The upper few tens of meters of sediment were mainly gray clay and silty clay. Core recovery was excellent in this upper part of the lake bed, and these cores will serve for the planned high-resolution study of climatic changes extending through much of the last glaciation. The sediment below the clay-rich upper section was mainly rather fine-grained, unconsolidated sand with only a few clayey layers. The character of these sandy units plus the persistent rough wind and wave conditions experienced during the drilling operation greatly hindered the recovery of good cores. The principal investigators thus decided to postpone the proposed 700-m drilling for a future campaign and to focus on obtaining high-quality, overlapping cores of the upper 30–50 m of relatively fine-grained sediment at several sites (Fig. 1). Hole 2C penetrated the deepest (114.9 m), and the cores from this site may provide paleoenvironmental information through the late Quaternary.

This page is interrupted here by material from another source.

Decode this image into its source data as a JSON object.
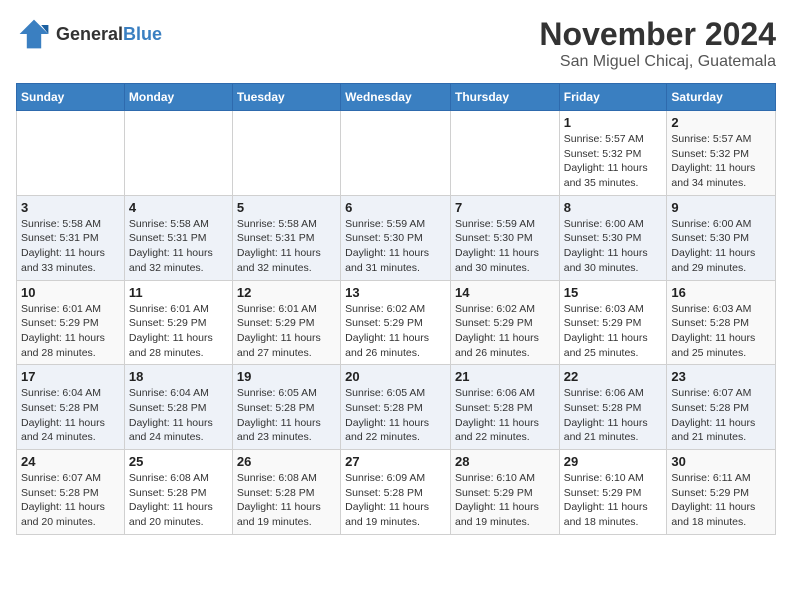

Concurrently with offshore drilling, an onshore site was drilled successfully on Erlang Jian on the southeastern shore of the lake (Fig. 1) using Chinese equipment. The drill rig was deployed to its maximum drill string capacity, allowing coring down to 1108.9 m, with an average recovery of more than 90%. Comparisons to outcrop exposures suggests that the lowermost sediment recovered sediments with a maximum age of late Miocene. The onshore drilling was conducted by the Qinghai Geology Survey, in collaboration with the IEECAS. All drill cores were shipped in refrigerated trucks to the IEECAS in Xi’an, China for storage at 2–5°C. So far, about sixty scientists from China, Japan, Europe, and North America have expressed interest in participating in upcoming studies. The principal investigators (Z. An, S.M. Colman, G. Haug, P. Molnar, and T. Kawai) and the science team held a planning and sampling meeting in May of 2007 in Xi’an, China. Preliminary results of a wide variety of paleoenvironmental proxy analyses were presented at a special session on Asian monsoon history at the American Geophysical Union meeting in December of 2008.

Read more about Lake Qinghai scientific core drilling services project at ICDP.

Lake Qinghai Drilling1

Figure 2. The GLAD800 drilling system being towed away from the dock to the first drill site, Lake Qinghai, China.

Acknowledgements

About 500 scientists, engineers, and technicians from the People’s Republic of China and abroad worked at and visited the drilling sites, mainly from the Chinese Academy of Sciences, the Ministry of Science and Technology of China, the National Science Foundation of China, the China Meteorological Association, the ICDP, and several universities and research organizations, as well as local governments. China Central Television and other TV stations and newspapers gave enthusiastic attention to this scientific research. They are all thanked for their contributions.